Okay, so my first meeting with Peter Neville overlooking the mighty Limpopo didn’t quite have the historical gravitas of Stanley’s famous meeting with Livingstone on the banks of Lake Tanganyika in 1871 but that doesn’t make it an insignificant one. In 2009 I was in the Limpopo Valley photographing African wild dogs for my book Underdogs (a book that Peter has since penned the foreword for) and he was in the valley leading a safari with guests from all over the world. It was abundantly clear that Peter shared the same enthusiasm and passion for this Land of Giants as I. If his continuing support for African wild dog conservation efforts in the area didn’t prove it, then the fact that he returned each year with guests to share with them the splendour of this overlooked corner of Southern Africa certainly sealed the deal.
Thankfully, Underdogs and African wild dog conservation are not where our professional dealings ended. Our passion for the Limpopo Valley and mutual understanding of the importance of the Greater Mapungubwe Transfrontier Conservation Area have inspired us to combine our collective guiding skills with my wildlife photography experience and Peter’s knowledge of animal behaviour. As a result, we are proud to be able to announce our 2012 safari dates. A full itinerary and contact details are available on my main website.
Highlights of the trip include the chance to photograph many of the natural world’s true giants all in one valley – big cats, great herds of elephant, huge baobab trees, large birds of prey, the striking kori bustard (the world’s heaviest flying bird), the ostrich (the world’s largest bird), the massive eland (the world’s largest antelope) and the world’s tallest mammal, the giraffe.
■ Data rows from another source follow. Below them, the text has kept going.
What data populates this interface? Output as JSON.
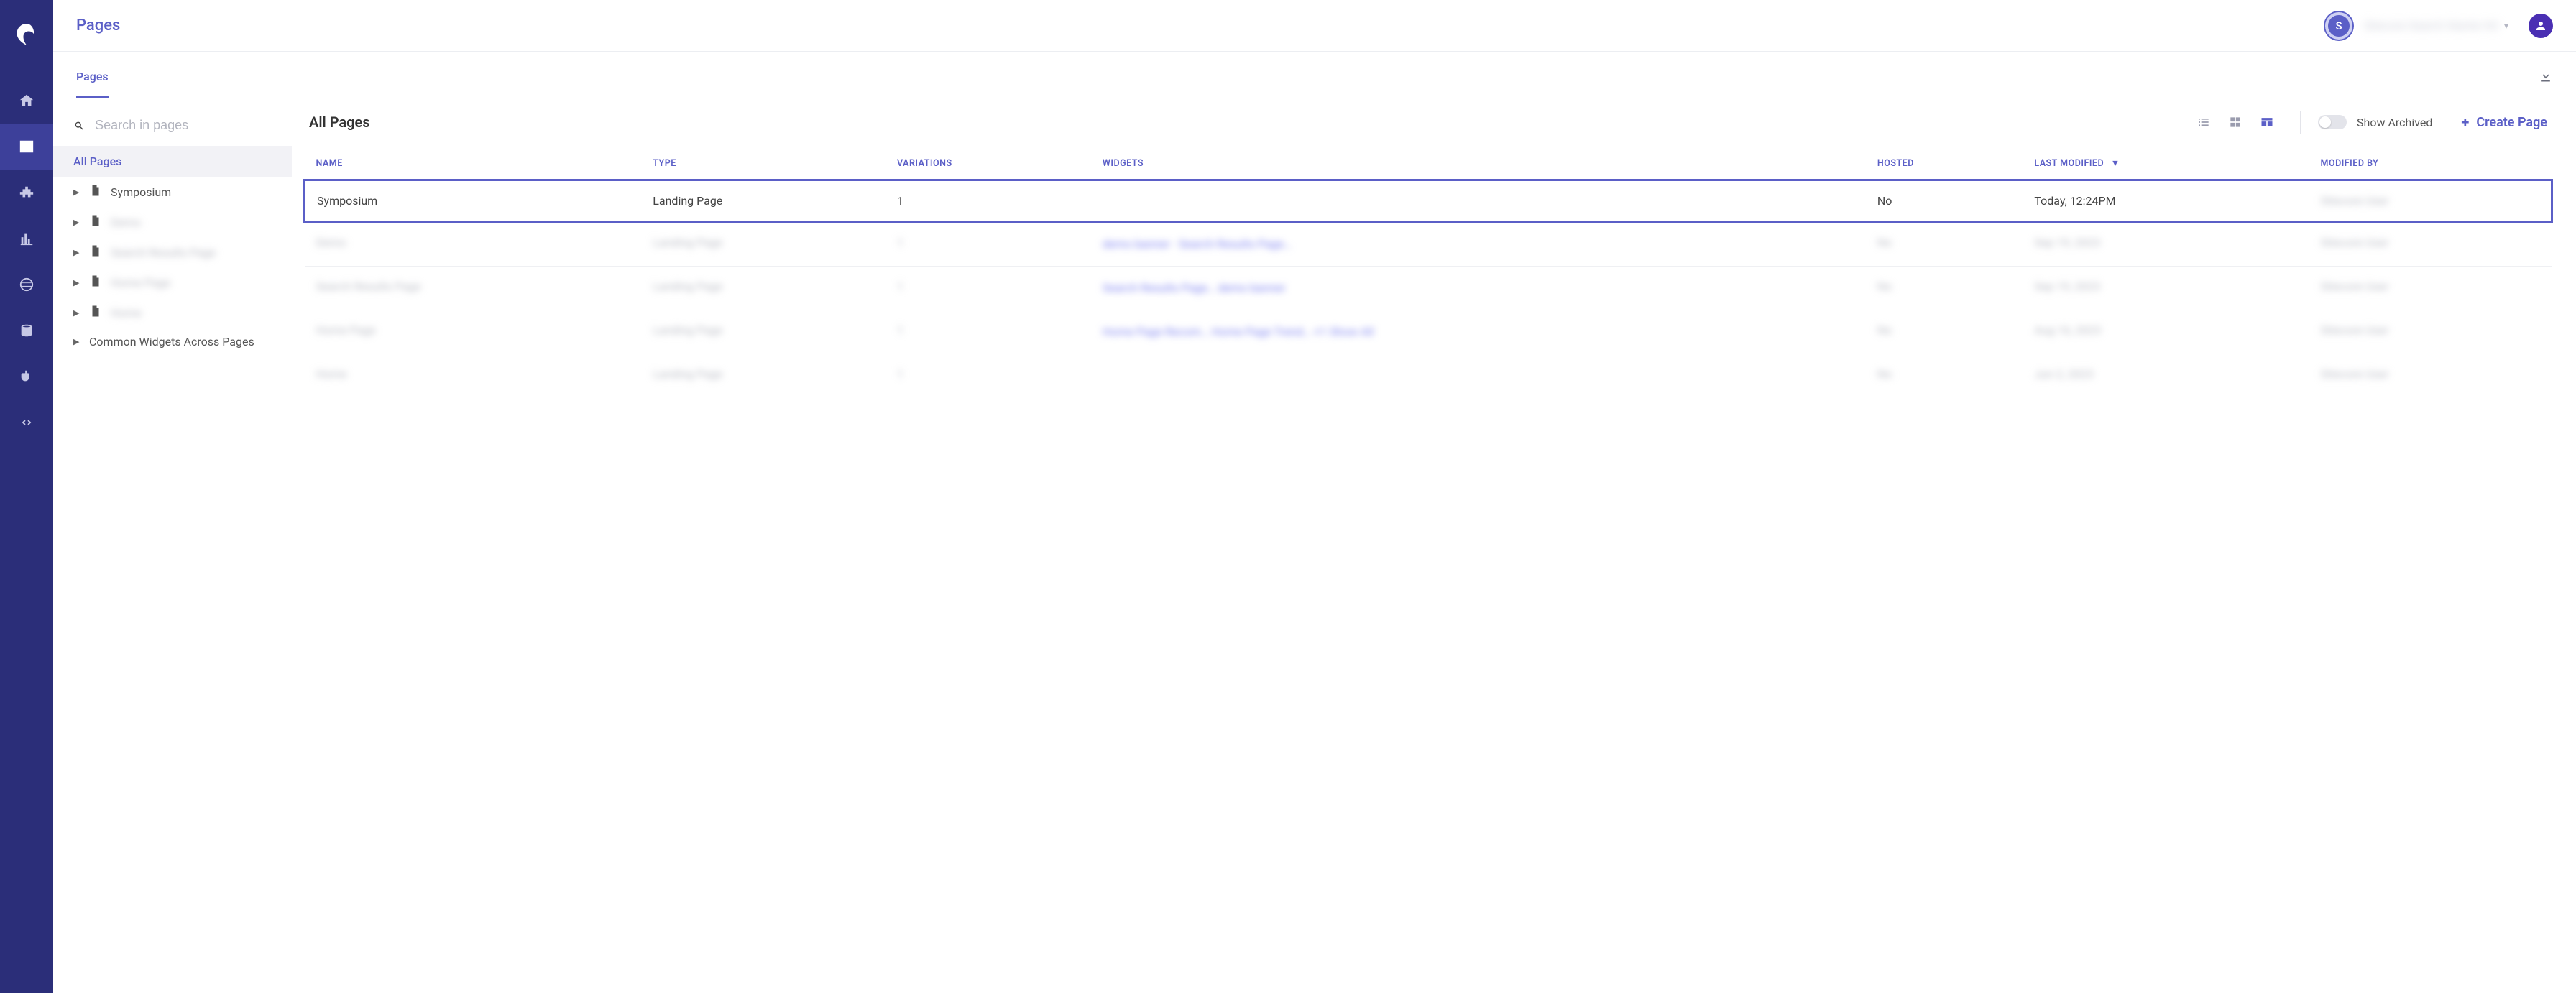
{
  "header": {
    "title": "Pages",
    "tenant_badge": "S",
    "tenant_name": "Sitecore Search Starter Kit",
    "tenant_caret": "▾"
  },
  "tabs": {
    "active": "Pages"
  },
  "sidebar": {
    "search_placeholder": "Search in pages",
    "root": "All Pages",
    "items": [
      {
        "label": "Symposium",
        "blurred": false
      },
      {
        "label": "Demo",
        "blurred": true
      },
      {
        "label": "Search Results Page",
        "blurred": true
      },
      {
        "label": "Home Page",
        "blurred": true
      },
      {
        "label": "Home",
        "blurred": true
      }
    ],
    "common": "Common Widgets Across Pages"
  },
  "toolbar": {
    "heading": "All Pages",
    "archived_label": "Show Archived",
    "create_label": "Create Page"
  },
  "table": {
    "headers": {
      "name": "NAME",
      "type": "TYPE",
      "variations": "VARIATIONS",
      "widgets": "WIDGETS",
      "hosted": "HOSTED",
      "last_modified": "LAST MODIFIED",
      "modified_by": "MODIFIED BY"
    },
    "rows": [
      {
        "name": "Symposium",
        "type": "Landing Page",
        "variations": "1",
        "widgets": "",
        "hosted": "No",
        "last_modified": "Today, 12:24PM",
        "modified_by": "Sitecore User",
        "highlight": true,
        "blurred": false
      },
      {
        "name": "Demo",
        "type": "Landing Page",
        "variations": "1",
        "widgets": "demo banner · Search Results Page…",
        "hosted": "No",
        "last_modified": "Sep 19, 2023",
        "modified_by": "Sitecore User",
        "blurred": true
      },
      {
        "name": "Search Results Page",
        "type": "Landing Page",
        "variations": "1",
        "widgets": "Search Results Page… demo banner",
        "hosted": "No",
        "last_modified": "Sep 19, 2023",
        "modified_by": "Sitecore User",
        "blurred": true
      },
      {
        "name": "Home Page",
        "type": "Landing Page",
        "variations": "1",
        "widgets": "Home Page Recom… Home Page Trend… +1  Show All",
        "hosted": "No",
        "last_modified": "Aug 16, 2023",
        "modified_by": "Sitecore User",
        "blurred": true
      },
      {
        "name": "Home",
        "type": "Landing Page",
        "variations": "1",
        "widgets": "",
        "hosted": "No",
        "last_modified": "Jun 2, 2023",
        "modified_by": "Sitecore User",
        "blurred": true
      }
    ]
  }
}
On top of that, the valley boasts a bird list of around 400 species.
The sandstone hills and ridges that line the valley are not only home to leopards and black eagles, they also bear the evidence of the valley’s rich bushman past through rock paintings and archaeological artifacts. We will be exploring these hills and working on elements of landscape photography while watching animals on the plains below. The African sun washes these sandstone rocks with a golden hue at sunrise and sunset and makes landscape photography a true pleasure at this time of year.
The Limpopo’s riverine forest supports great herds of elephant and our final destination hosts the greatest concentration of African elephant on privately owned land. The chance of seeing and photographing rare and endangered animals like the African wild dog also makes this a particularly special place to visit. So why not join us?
Visit my main website at www.conservationphotojournalism.com